The CDC wants us to go back to wearing masks indoors, even if you’ve been vaccinated. This is where I get off.
If you’ll forgive a little testifying, I’ve tried hard to be reasonable throughout the pandemic. I’ve bent over backward to give public officials the benefit of the doubt until proven otherwise. This pandemic was a once-in-a-century calamity, and there was neither the living memory nor a readily available political playbook for how to handle it.
I didn’t lose my temper when health officials admitted they lied about the need for masks in order to protect the supply for health-care workers. Though I did lose my temper when some public health experts said that mass gatherings needed to be banned — unless you were protesting for racial justice.
But I held off condemning New York Gov. Andrew Cuomo’s grave errors too harshly — chief among them, disastrously sending COVID-19 patients back to nursing homes — until it was revealed he lied about what he knew to protect his book sales and political ambitions.
I took the middle position on masks, criticizing extremists on both sides who tried to paint them as tyrannical impositions or symbols of moral superiority.
However, I was always pro-vaccine, which is why, despite my negative views of the Trump presidency, I always gave him ample credit for Operation Warp Speed, which brought miraculous vaccines online in record time.
So, with my self-indulgent celebration of my own reasonableness out of the way, I’m here to say that I’m done.
In a world without a vaccine, mask-wearing made sense. Even some of the lockdowns were justifiable for a while, not because the data supported all of them, but because there wasn’t any data available yet, and policymakers have an obligation to err on the side of saving lives.
Up to a point.
Yes, if you’ve been vaccinated, you can still die from COVID-19, but the odds are infinitesimally small. As my American Enterprise Institute colleague Marc Thiessen recently demonstrated in the Washington Post, if you’ve been vaccinated, you’re more likely to die from a lightning strike than from the virus.
But the CDC isn’t recommending mask-wearing to protect the vaccinated. It claims, without providing supporting data, that the vaccinated need to wear masks to protect the unvaccinated from the new delta variant.
Let’s assume the CDC actually has the data to support its policy. There are three primary arguments to require the vaccinated to mask up.
First, we need to protect unvaccinated adults, who account for nearly all COVID-19 deaths and hospitalizations. There would be a good case for this if vaccines weren’t readily available. But they are. At this point, if you choose not to get vaccinated (without a medical excuse), I think that’s profoundly foolish, but that’s your choice.
Second, there’s the matter of children under 12 who still can’t get the vaccine. My heart aches for any child who dies from COVID-19 — or anything else. Fortunately, the death rate for children is statistically miniscule.
According to the CDC, of the more than 600,000 deaths from COVID-19, only 335 have been kids under 18 (and it’s unclear how many of them had significant additional health issues). According to the CDC, roughly twice as many kids die in car accidents every year. We don’t ban kids from cars.

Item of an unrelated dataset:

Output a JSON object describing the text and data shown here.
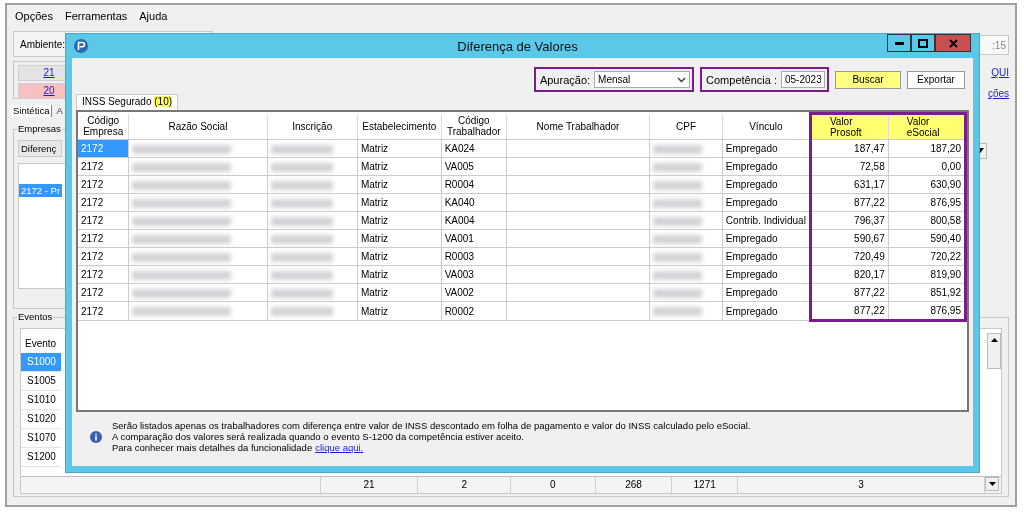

The third argument, usually only hinted at, is that we need to keep COVID-19 from mutating into an even more dangerous variant that can defeat vaccines. This is a real concern. But masking and even lockdowns won’t prevent that.
As best we can tell, the delta variant came from India. We could require Americans to wear masks and even get vaccinated, but that wouldn’t stop the virus from mutating somewhere else. And unless we want to ban global travel indefinitely, or until we vaccinate much of the planet (which we should do), we have to live with that possibility.
Meanwhile, there are real costs to backsliding back into masking and, heaven forbid, school closures, lockdowns, etc. — which some people are already agitating for. This stuff is terrible for kids, infuriating for adults, and (rational or not) profoundly disruptive of social peace and trust.
The chief incentive for getting vaccinated — after protecting yourself and your loved ones — is the promise of getting back to normal.
Public health officials, who often do a terrible job of concealing how much they love driving public policy, are taking us in the wrong direction. We shouldn’t blithely follow them.